Flowers and Plants inspire our creativity

“We know the importance of learning, for example, how natural surroundings affect drivers, school children and hospital patients,” said Ulrich, who has conducted extensive research on the effects of environments on psychological well-being, stress and health. “To businesses, it should be equally as important to understand what features can improve performance at work and make employees more productive.”

In an eight-month study, the Texas A&M University research team explored the link between flowers and plants and workplace productivity. Participants performed creative problem solving tasks in a variety of common office environments or conditions. The conditions included a workplace with flowers and plants, a setting with sculpture and an environment with no decorative embellishments.

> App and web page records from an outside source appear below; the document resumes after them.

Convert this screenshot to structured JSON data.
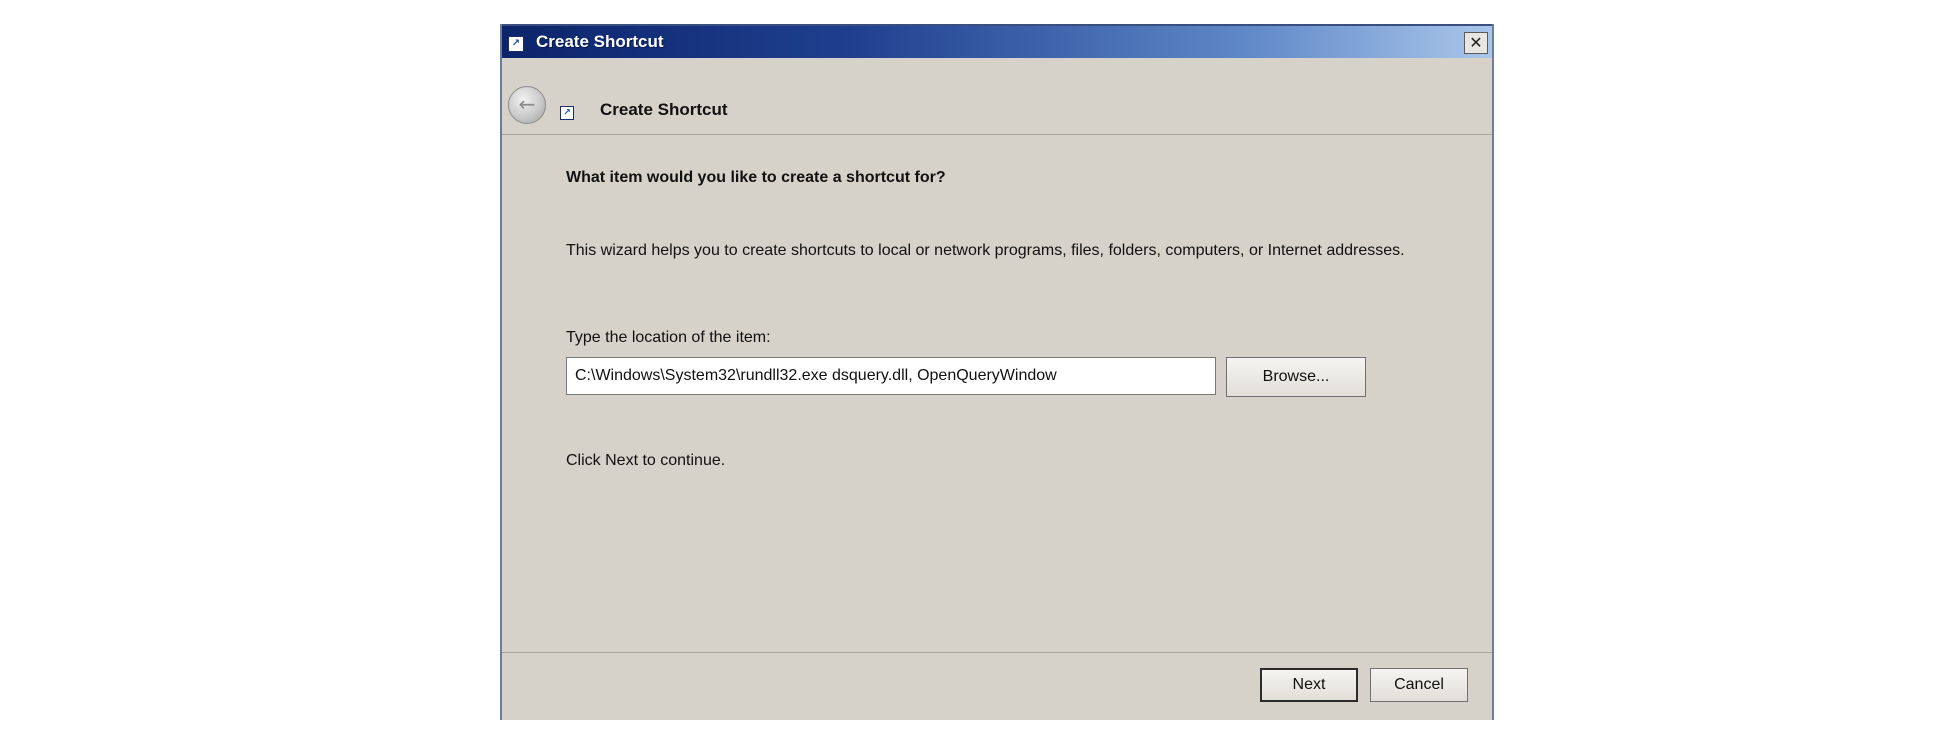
{
  "window": {
    "title": "Create Shortcut",
    "close_glyph": "✕"
  },
  "header": {
    "back_glyph": "←",
    "title": "Create Shortcut"
  },
  "content": {
    "question": "What item would you like to create a shortcut for?",
    "description": "This wizard helps you to create shortcuts to local or network programs, files, folders, computers, or Internet addresses.",
    "location_label": "Type the location of the item:",
    "location_value": "C:\\Windows\\System32\\rundll32.exe dsquery.dll, OpenQueryWindow",
    "browse_label": "Browse...",
    "hint": "Click Next to continue."
  },
  "footer": {
    "next_label": "Next",
    "cancel_label": "Cancel"
  },
  "icons": {
    "title": "shortcut-icon",
    "header": "shortcut-icon",
    "back": "back-arrow-icon",
    "close": "close-icon"
  }
}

Plants are important to a healthy lifestyle

Real life office studies have proven the direct relationship between clinical health complaints and plant installations. Sick Building Syndrome is a serious and expensive issue, and the degree to which interior plants can positively affect employees’ health is an important issue in today’s workplace.

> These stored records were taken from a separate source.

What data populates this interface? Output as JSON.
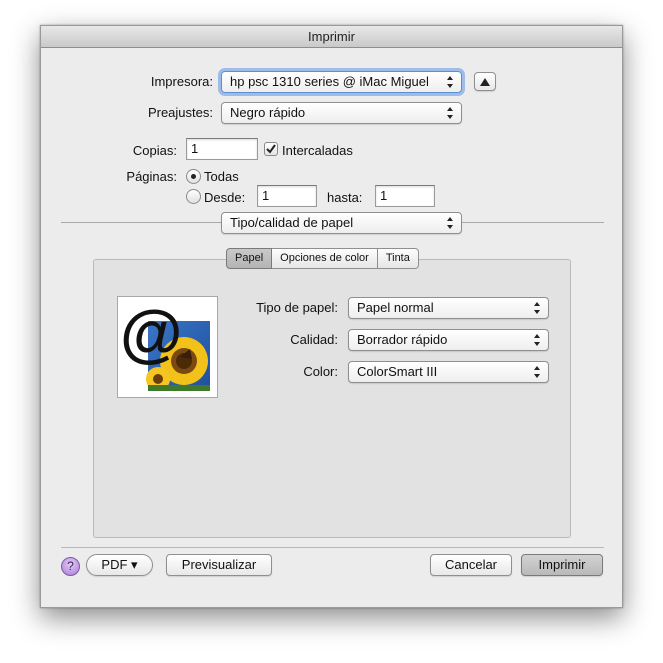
{
  "window": {
    "title": "Imprimir"
  },
  "printer": {
    "label": "Impresora:",
    "value": "hp psc 1310 series @ iMac Miguel",
    "toggle_icon": "triangle-up-icon"
  },
  "presets": {
    "label": "Preajustes:",
    "value": "Negro rápido"
  },
  "copies": {
    "label": "Copias:",
    "value": "1",
    "collated_label": "Intercaladas",
    "collated_checked": true
  },
  "pages": {
    "label": "Páginas:",
    "all_label": "Todas",
    "from_label": "Desde:",
    "from_value": "1",
    "to_label": "hasta:",
    "to_value": "1",
    "selected": "all"
  },
  "section": {
    "value": "Tipo/calidad de papel"
  },
  "tabs": [
    {
      "label": "Papel",
      "active": true
    },
    {
      "label": "Opciones de color",
      "active": false
    },
    {
      "label": "Tinta",
      "active": false
    }
  ],
  "paper": {
    "preview_glyph": "@",
    "type_label": "Tipo de papel:",
    "type_value": "Papel normal",
    "quality_label": "Calidad:",
    "quality_value": "Borrador rápido",
    "color_label": "Color:",
    "color_value": "ColorSmart III"
  },
  "footer": {
    "help": "?",
    "pdf": "PDF ▾",
    "preview": "Previsualizar",
    "cancel": "Cancelar",
    "print": "Imprimir"
  }
}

Professor Tove Fjeld of the Agricultural University in Oslo, Norway carried out several conclusive studies regarding health claims relating to Sick Building Syndrome among workers. This crossover study was conducted among 51 offices. During one period, plants were included in the offices. And during another, plants were not included. All participants worked in identical, single offices, with a floor area of ten square meters and a window covering most of the outer wall. When plants were included, 13 commonly used foliage plants placed in three containers on a window bench and a terracotta container with plants in the back corner of the office. When reviewing 12 of the common symptoms most often related to poor indoor air quality and ‘sick building syndrome,’ there was a 23% lower complaint rate during the period when the participants had plants in their offices.If the symptoms were clustered, a significant reduction was obtained in neuro-psychological symptoms and in mucous membrane symptoms, while skin symptoms seemed to be unaffected by the plant intervention (Fjeld et al. 1998).

This is a non-exhaustive list about the benefits brought by live greenery within the built environment.

Do you want to discuss more about your concerns and your project?